Powell's work, for example, depended fundamentally on the work of his survey and exploration crews. Yet as Worster writes, "Few of them looked on Powell as their personal hero. They had lived too close ... and had seen his foibles and deficiencies. His science, some of them realized, could be superficial and casual; ... repeatedly, he left his employees with insufficient explanation about what they were trying to achieve and how they should be spending their time ... Often he seemed more intent on communicating with the newspapers, lecture audiences and Congress than he did with the men who were working under him; in their eyes he was a flawed leader as he was a maimed man."
Worster describes how Powell could be his own worst enemy, his scientific certainty even undermining his own arguments for a decentralized governing structure for the West: "He was now ironically identified in many people's eyes as one of the scientific and economic imperialists who were threatening Western democracy ... he had joined those who insisted that only the nation's best minds could understand (Western aridity) and deal effectively with it. His vision of an alternative West - based on decentralized irrigation and pasturage districts copied from Mormon villages - had been obscured."
Worster's scholarship is ideally complemented by William deBuys' new annotated selection of Powell's writing, Seeing Things Whole: The Essential John Wesley Powell.
Thanks to deBuys, those interested in understanding (or arguing with) Powell now have easy recourse to the main body of his writings. At last, every Western bookshelf can readily be stocked with the Report on the Lands of the Arid Region, or with the full text of Powell's remarkable address to the 1889 Montana constitutional convention.
My favorite among deBuys' selections is the series of Powell articles published in Century Magazine in 1890, setting forth a still remarkably relevant vision of Western governing institutions. As deBuys insists in his lively commentary, there is no need to make a saint or hero of Powell in order to appreciate "his insistence on understanding the relationship between the institutions of human society and the environment in which that society dwells." Or as Worster put it in a 1994 essay, "We have not yet invented all the institutions we will ever need in order to live in the (West). That is why Powell is still worth heeding."
Most of the governing institutions of the West today - from state governments to federal land-management agencies - show increasing signs of either dry rot or arteriosclerosis. One of the region's greatest weaknesses is the tendency to assume that institutions are their own warrant - that what is must remain. Powell would have none of it. A large part of his enduring appeal is his combination of boldness and intellectual honesty in assessing Western institutions. He stands ready still to join any honest Western conversation on the subject.

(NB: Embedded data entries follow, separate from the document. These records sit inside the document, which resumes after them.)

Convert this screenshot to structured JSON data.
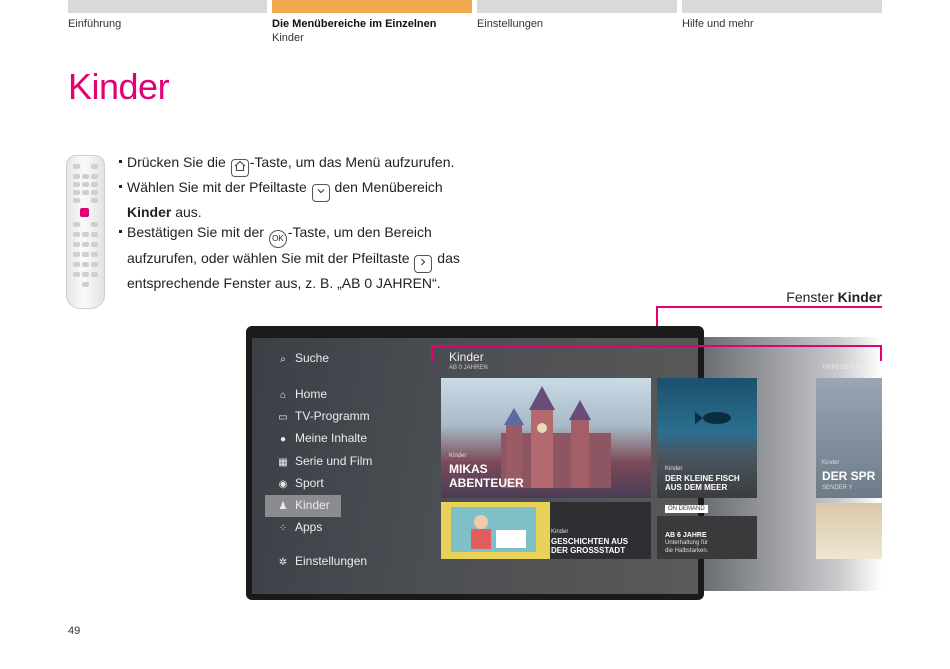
{
  "header": {
    "tabs": [
      {
        "label": "Einführung",
        "color": "#d9d9d9"
      },
      {
        "label": "Die Menübereiche im Einzelnen",
        "sub": "Kinder",
        "color": "#f0a94e"
      },
      {
        "label": "Einstellungen",
        "color": "#d9d9d9"
      },
      {
        "label": "Hilfe und mehr",
        "color": "#d9d9d9"
      }
    ]
  },
  "page": {
    "title": "Kinder",
    "page_number": "49",
    "accent": "#e20074"
  },
  "instructions": {
    "b1_pre": "Drücken Sie die",
    "b1_key": "home-icon",
    "b1_post": "-Taste, um das Menü aufzurufen.",
    "b2_pre": "Wählen Sie mit der Pfeiltaste",
    "b2_key": "arrow-down-icon",
    "b2_post": "den Menübereich",
    "b2_bold": "Kinder",
    "b2_end": "aus.",
    "b3_pre": "Bestätigen Sie mit der",
    "b3_key": "OK",
    "b3_post": "-Taste, um den Bereich",
    "b3_line2": "aufzurufen, oder wählen Sie mit der Pfeiltaste",
    "b3_key2": "arrow-right-icon",
    "b3_post2": "das",
    "b3_line3": "entsprechende Fenster aus, z. B. „AB 0 JAHREN“."
  },
  "callout": {
    "prefix": "Fenster",
    "bold": "Kinder"
  },
  "tv": {
    "search": "Suche",
    "menu": [
      {
        "label": "Home",
        "icon": "home-icon"
      },
      {
        "label": "TV-Programm",
        "icon": "tv-icon"
      },
      {
        "label": "Meine Inhalte",
        "icon": "person-icon"
      },
      {
        "label": "Serie und Film",
        "icon": "clapper-icon"
      },
      {
        "label": "Sport",
        "icon": "ball-icon"
      },
      {
        "label": "Kinder",
        "icon": "kids-icon",
        "selected": true
      },
      {
        "label": "Apps",
        "icon": "apps-icon"
      },
      {
        "label": "Einstellungen",
        "icon": "gear-icon"
      }
    ],
    "section_title": "Kinder",
    "section_sub": "AB 0 JAHREN",
    "tips": "TIPPS DER WOCHE",
    "tiles": [
      {
        "tag": "Kinder",
        "title_l1": "MIKAS",
        "title_l2": "ABENTEUER"
      },
      {
        "tag": "Kinder",
        "title_l1": "DER KLEINE FISCH",
        "title_l2": "AUS DEM MEER",
        "badge": "ON DEMAND"
      },
      {
        "tag": "Kinder",
        "title_l1": "GESCHICHTEN AUS",
        "title_l2": "DER GROSSSTADT"
      },
      {
        "tag": "",
        "title_l1": "AB 6 JAHRE",
        "title_l2": "Unterhaltung für",
        "title_l3": "die Halbstarken."
      },
      {
        "tag": "Kinder",
        "title_l1": "DER SPR",
        "title_l2": "SENDER Y"
      }
    ]
  }
}
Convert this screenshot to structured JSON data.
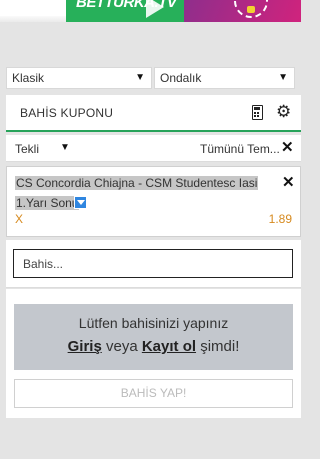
{
  "banner": {
    "brand_text": "BETTURKA.TV"
  },
  "settings": {
    "display_type": "Klasik",
    "odds_format": "Ondalık"
  },
  "coupon": {
    "title": "BAHİS KUPONU",
    "bet_type": "Tekli",
    "clear_all_label": "Tümünü Tem..."
  },
  "bet": {
    "match": "CS Concordia Chiajna - CSM Studentesc Iasi",
    "market": "1.Yarı Sonu",
    "selection": "X",
    "odds": "1.89"
  },
  "stake": {
    "placeholder": "Bahis..."
  },
  "login_prompt": {
    "line1": "Lütfen bahisinizi yapınız",
    "login_link": "Giriş",
    "or_text": "veya",
    "register_link": "Kayıt ol",
    "now_text": "şimdi!"
  },
  "place_bet_label": "BAHİS YAP!",
  "colors": {
    "accent_green": "#27a35a",
    "odds_orange": "#d68a1f",
    "login_box": "#c3c7cd"
  }
}
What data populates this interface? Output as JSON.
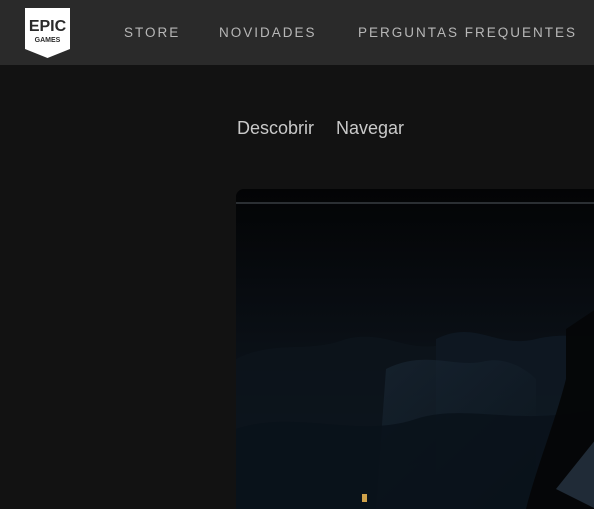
{
  "header": {
    "logo": {
      "line1": "EPIC",
      "line2": "GAMES",
      "icon": "epic-games-logo"
    },
    "nav": [
      {
        "label": "STORE"
      },
      {
        "label": "NOVIDADES"
      },
      {
        "label": "PERGUNTAS FREQUENTES"
      }
    ]
  },
  "subnav": {
    "discover": "Descobrir",
    "browse": "Navegar"
  },
  "hero": {
    "icon": "featured-game-banner"
  },
  "colors": {
    "topbar": "#2a2a2a",
    "background": "#121212",
    "nav_text": "#b7b7b7"
  }
}
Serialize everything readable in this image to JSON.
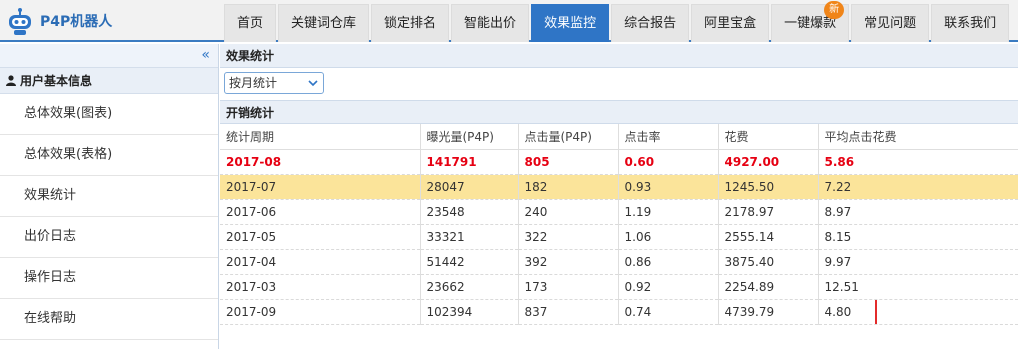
{
  "app": {
    "brand": "P4P机器人"
  },
  "nav": {
    "tabs": [
      {
        "label": "首页",
        "active": false
      },
      {
        "label": "关键词仓库",
        "active": false
      },
      {
        "label": "锁定排名",
        "active": false
      },
      {
        "label": "智能出价",
        "active": false
      },
      {
        "label": "效果监控",
        "active": true
      },
      {
        "label": "综合报告",
        "active": false
      },
      {
        "label": "阿里宝盒",
        "active": false
      },
      {
        "label": "一键爆款",
        "active": false,
        "badge": "新"
      },
      {
        "label": "常见问题",
        "active": false
      },
      {
        "label": "联系我们",
        "active": false
      }
    ]
  },
  "sidebar": {
    "collapse_icon": "«",
    "section_title": "用户基本信息",
    "items": [
      {
        "label": "总体效果(图表)"
      },
      {
        "label": "总体效果(表格)"
      },
      {
        "label": "效果统计"
      },
      {
        "label": "出价日志"
      },
      {
        "label": "操作日志"
      },
      {
        "label": "在线帮助"
      }
    ]
  },
  "main": {
    "panel_title": "效果统计",
    "filter": {
      "selected": "按月统计"
    },
    "table_title": "开销统计",
    "columns": [
      "统计周期",
      "曝光量(P4P)",
      "点击量(P4P)",
      "点击率",
      "花费",
      "平均点击花费"
    ],
    "rows": [
      [
        "2017-08",
        "141791",
        "805",
        "0.60",
        "4927.00",
        "5.86"
      ],
      [
        "2017-07",
        "28047",
        "182",
        "0.93",
        "1245.50",
        "7.22"
      ],
      [
        "2017-06",
        "23548",
        "240",
        "1.19",
        "2178.97",
        "8.97"
      ],
      [
        "2017-05",
        "33321",
        "322",
        "1.06",
        "2555.14",
        "8.15"
      ],
      [
        "2017-04",
        "51442",
        "392",
        "0.86",
        "3875.40",
        "9.97"
      ],
      [
        "2017-03",
        "23662",
        "173",
        "0.92",
        "2254.89",
        "12.51"
      ],
      [
        "2017-09",
        "102394",
        "837",
        "0.74",
        "4739.79",
        "4.80"
      ]
    ]
  },
  "colors": {
    "accent": "#2f75c6",
    "total_row": "#e60012",
    "highlight_row": "#fbe49a",
    "annotation_box": "#e32b2b"
  }
}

A River Running West: The Life of John Wesley Powell, by Donald Worster, Oxford University Press, 2001. Hardcover: $35. 720 pages.
Seeing Things Whole: The Essential John Wesley Powell, edited by William deBuys, Shearwater Books, 2001. Hardcover: $27.50. 320 pages.
Daniel Kemmis is director of the Center for the Rocky Mountain West and author of This Sovereign Land: A New Vision for Governing the West (Island Press, 2001).
Copyright © 2001 HCN and Daniel Kemmis